- The responsibility to confirm the recipient's understanding of the task being assigned and
- The responsibility to hold the recipient accountable
No matter what our intentions we often make assumptions about how other people are going to use (or should use) a shared workflow system. Because if they WOULD use it the way we want them to it would alleviate a lot of stress and menial work on our part. But they don't use it the way we want them to. They use it the way that suites them best, which in many cases means they don't use it at all.
Keeping track of the stuff you need to do in life is about as personal as it gets. So when you dictate to someone else that they have to use YOUR system you should expect some push back. Your system suites your tendencies and habits. One person may prefer pencil and paper while another is only happy with a cross platform app that keeps everything in the cloud. In the end it's not important that everyone use the same system to track their responsibilities. It's most important that everybody has their own system, so long as it adheres to the three cardinal rules of task management.
RULE 1 - Always keep a list
I love the Tom Sachs Studio film 10 Bullets. Bullet #7 is "Always keep a list." It's not just about writing things down so you don't forget them. It's not just about clearing headspace so you can concentrate on the task at hand. It's about being intentional with the stuff you allow onto your plate. It's about curating your world so you and I both know what is important to you. A person without a list is a person I can't trust.

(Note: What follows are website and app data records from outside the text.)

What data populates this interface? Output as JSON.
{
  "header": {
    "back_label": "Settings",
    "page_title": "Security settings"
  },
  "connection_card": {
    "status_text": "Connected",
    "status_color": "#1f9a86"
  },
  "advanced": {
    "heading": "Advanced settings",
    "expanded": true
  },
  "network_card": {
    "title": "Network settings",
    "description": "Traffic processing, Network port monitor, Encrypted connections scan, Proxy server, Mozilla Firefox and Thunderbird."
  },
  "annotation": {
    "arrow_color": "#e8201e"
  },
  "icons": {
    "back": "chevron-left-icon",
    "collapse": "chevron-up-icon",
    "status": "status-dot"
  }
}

It doesn't matter whether the list is on paper, in an app, on a spreadsheet...the most important thing is that the list is always available. For reasons I describe here I am currently keeping my list on paper. That may change, but my list will always be something I can carry with me pretty much wherever I go.
RULE 2 - Track what people owe you
David Allen popularized this in his Getting Things Done book, but I learned to do it long before that. Allen calls it the @waiting list. It's just an entry on your list that tells you what someone has promised to deliver back to you. If you assign a project or delegate a task it goes on your list with some indication that you are waiting on someone to get it back to you. I note these items with a big "W" and include the date that the commitment was made.
Now, every time I review my list I am reminded that someone owes me something. It could be a document that a client has promised to send me. It could be a date for an upcoming meeting someone wants to schedule. It could be a book I loaned out. It doesn't matter. If someone owes me something it goes on my list.
This is perhaps the single biggest credibility hack available to managers and professionals. If you don't track what people owe you you cannot consistently hold them accountable. But if you do, they will remember it and they will perform at a higher level when working with you.
RULE 3 - Always confirm receipt
This goes to the heart of shared todo lists. If you can't confirm that someone has received your instructions you cannot confirm that they understand what they are supposed to do. Don't take it for granted that just because you assigned someones initials or sent them an email, or left a voicemail or sent a text that they have received AND accepted responsibility for getting the thing done. Always confirm receipt.
I'm sure to get some criticism from businesses that use ticketing systems or dispatching systems. All hell would break loose if they ditched their platform and I get that. But what I am talking about are not workflow systems, they are management systems. Ticketing and dispatch systems are no different than assembly lines. They are the means by which knowledge workers and technicians do the rote and routine things defined in their job descriptions.
I am talking about how professionals manage the shared responsibilities on their team. And in my opinion handing that off to a piece of software or a database pretty much guarantees that thigns will fall between the cracks and people will get frustrated.